Prosecutors’ Group Backs Changes to College Campus Sexual Assault Investigations

August 14, 2015

By Valerie Bauerlein at The Wall Street Journal

A national prosecutors’ group is backing a congressional proposal that would upend the handling of campus sexual assault cases, saying universities need to consult police before adjudicating and punishing potentially criminal offenses.

The National District Attorneys Association said it supports the recently introduced Safe Campus Act, which would require police investigation of sexual assault claims before schools begin disciplinary proceedings against accused students. The mandatory-reporting requirement would be a sea change from the current practice, as schools commonly handle allegations of sexual assault independently.

“You have to take away the whole perception that academic institutions are on their own separate island,” said Michael Ramos,the association’s president-elect and district attorney of the County of San Bernardino, Calif.

The Safe Campus Act also would provide the right to a lawyer for accused and accusing students. Some students face life-altering consequences like expulsion after quasi-judicial hearings where they had no legal counsel, Mr. Ramos said.

Rape survivors’ groups said mandatory-reporting rules would silence victims, and schools are already required to provide trained advocates.

“This bill will make campuses less safe,” said Fatima Goss Graves,senior vice president of the National Women’s Law Center. “I don’t know many people who work closely with survivors of sexual assault who would rally behind it.”

The Safe Campus Act, introduced by Arizona Rep. Matt Salmon and Texas Reps. Kay Granger and Pete Sessions, all Republicans, is one of many changes to campus sexual assault policy under consideration in Congress.
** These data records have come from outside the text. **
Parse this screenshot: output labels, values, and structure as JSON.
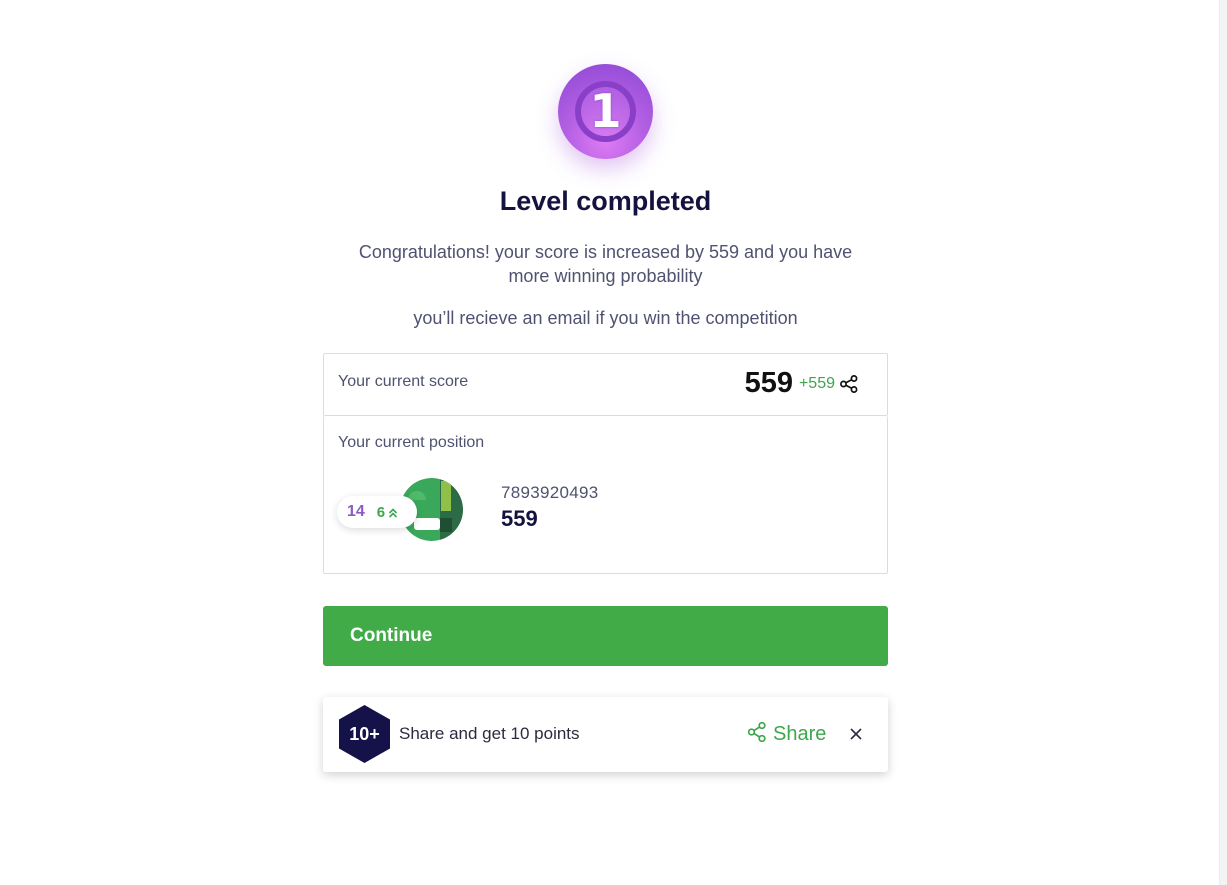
{
  "medal": {
    "level": "1"
  },
  "title": "Level completed",
  "subtitle": "Congratulations! your score is increased by 559 and you have more winning probability",
  "note": "you’ll recieve an email if you win the competition",
  "score": {
    "label": "Your current score",
    "value": "559",
    "delta": "+559",
    "share_icon": "share-icon"
  },
  "position": {
    "label": "Your current position",
    "rank": "14",
    "rank_change": "6",
    "rank_change_icon": "double-chevron-up-icon",
    "player_id": "7893920493",
    "player_score": "559"
  },
  "continue_label": "Continue",
  "share_bar": {
    "badge": "10+",
    "text": "Share and get 10 points",
    "share_label": "Share",
    "close_icon": "close-icon"
  },
  "colors": {
    "accent_green": "#41ab48",
    "title_navy": "#14123f",
    "medal_purple": "#b35fe3",
    "rank_purple": "#8b5cc4"
  }
}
A leading bipartisan proposal is sponsored by Missouri Sen. Claire McCaskill, a Democrat, and would require regular campus climate surveys and provide amnesty for offenses like underage drinking for those reporting assault.

Colleges and universities have been through several years of broadchanges in sexual-assault policy, spurred by student activists and the Obama administration.

In a 2011 “Dear Colleague” letter to every U.S. college, the Education Department told schools they risked federal investigation and financial penalties if they didn’t protect students from sexual harassment and violence under Title IX of the Education Amendments of 1972, which requires gender equity.

Some backers of the Safe Campus Act say federal rules have put universities in the position of investigating, prosecuting, defending and judging cases. The Fraternity and Sorority Political Action Committee said the University of Virginia wrongfully suspended Greek activities after a Rolling Stone magazine article described an alleged gang rape at a fraternity house. A police investigation later found no evidence of a gang rape and Rolling Stone retracted the article.

“What’s becoming clear is that Congress recognizes the status quo is broken,” said Kevin O’Neill, the committee’s executive director. “Anybody who’s defending the status quo is going to be fairly disappointed.”

Civil-liberties advocates say mandatory-reporting requirements and the right to legal counsel are a step in the right direction. “At all campuses, there’s the question of the competency of campus amateurs to investigate and come up with reasonable findings,” said Joseph Cohn, policy director at the Foundation for Individual Rights in Education.

Ms. Goss Graves said it is wrong to conflate campus administrative hearings with criminal trials. An administrative hearing isn’t about establishing guilt beyond a reasonable doubt but about ensuring students have access to education without sexual harassment and violence, she said. “They’re looking for different outcomes,” she said.

The American Council on Education, representing 1,700 schools, hasn’t taken a position on the Safe Campus Act. The council told Congress in a May letter about separate legislation that schools have been “reluctant” to agree to mandatory reporting “because some victims prefer that local and state police not be involved.”

The Education Department declined to comment.

Schools: University of Virginia